There's no doubt that this would be a very cool use of drones, but I'm not sure it would be logistically possible. First, the airspace would be very crowded and walking around could be dangerous. While watching the video, I kept wondering if this was really something that could be implemented in our daily lives, but it just seems too surreal (as well as complicated). When there are so many other better uses for drones, drone delivery doesn't seem quite necessary. I don't think it would bring more customers or an increased number of deliveries to the big retailers out there.
One doesn't necessarily need to exclude the other. Downplaying the holiday season is a mistake because it still brings a big impact on the overall sales, but that doesn't mean that retailers should focus solely on that. I agree with Ms. Lee Yohn: data analytics is a valuable resource for retailers. Placing the right amount of importance on the holiday season while making good use of the data to analyze customers' patterns is key to a successful sales strategy.
The most important aspect each retailer should focus on has always been and will always be customer service. No matter if the investment is done digitally or offline, without a successful customer service retailers will be left out. If retailers really want to fight back the feared "Amazon Effect" they HAVE TO guarantee customer satisfaction and, in order to do that, they need to realize where most of their customers come from, whether online or offline. That will give them a better idea of where they should concentrate their investments. The retail world is slowly (yes, slowly) becoming more and more digital but let's not forget about the traditional customers that are always looking for an outstanding customer service experience when they physically walk into a shop.
Seems like a promising step forward. Office Depot's competitors are well-known brands, and their hope to be considered a services provider rather than a retailer speaks for itself.
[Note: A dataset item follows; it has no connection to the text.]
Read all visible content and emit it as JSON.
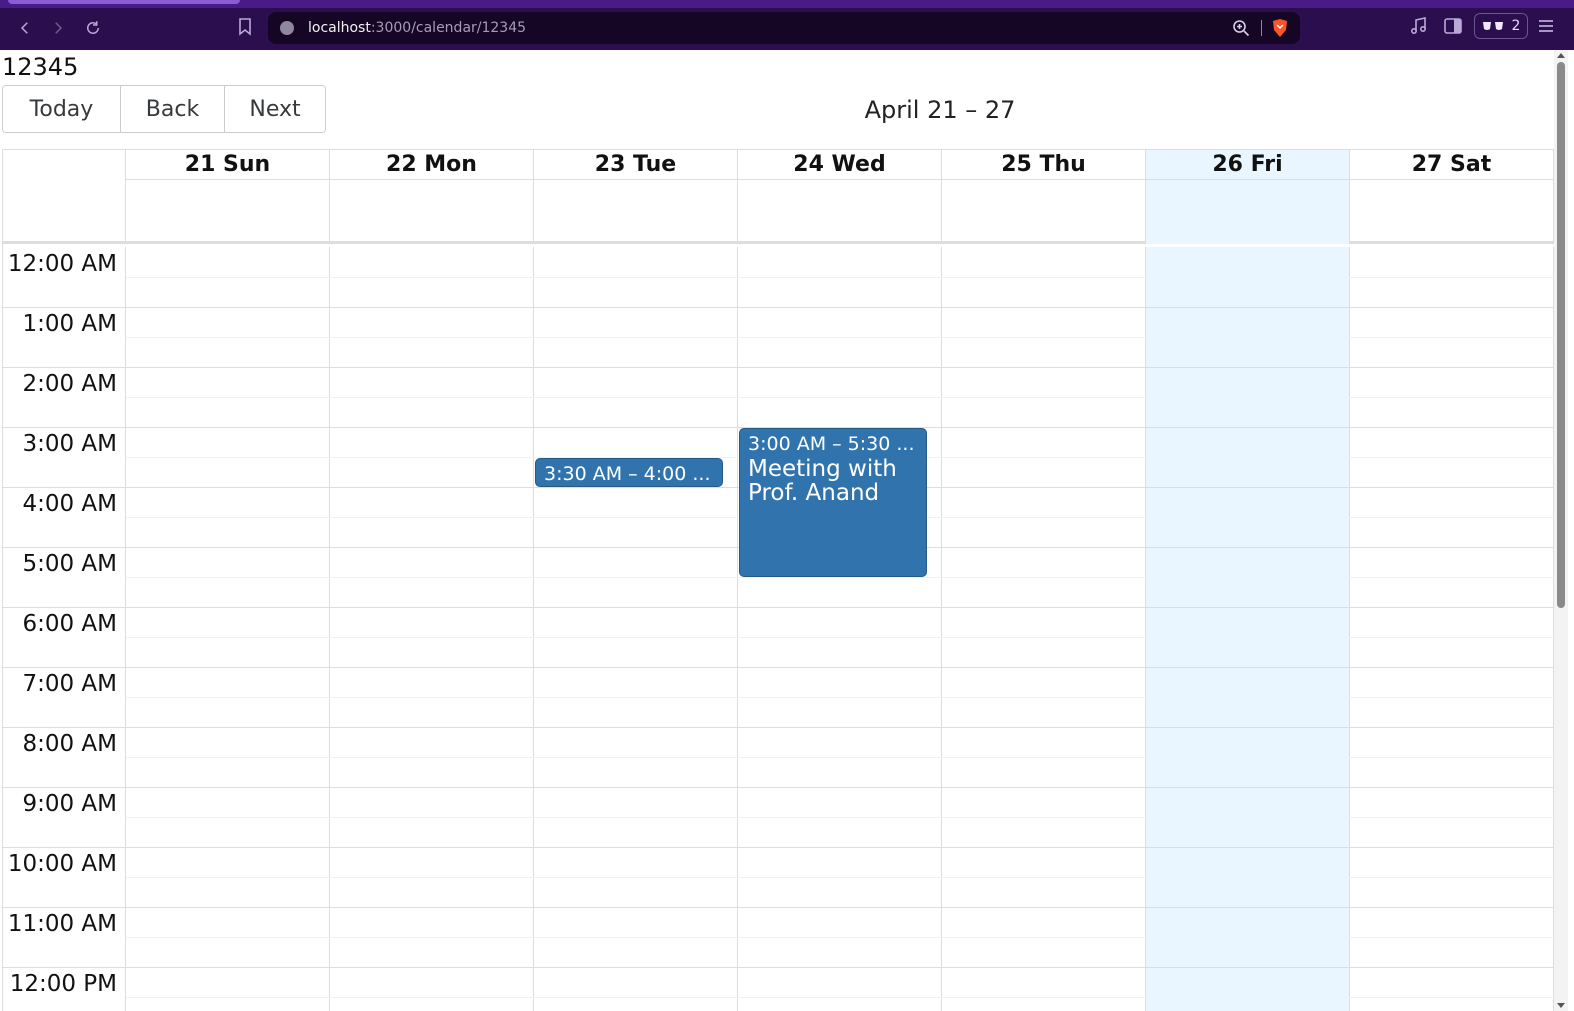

Overall customer satisfaction with Office Depot hasn't been so great lately, so hopefully, this new path will bring more value to the brand.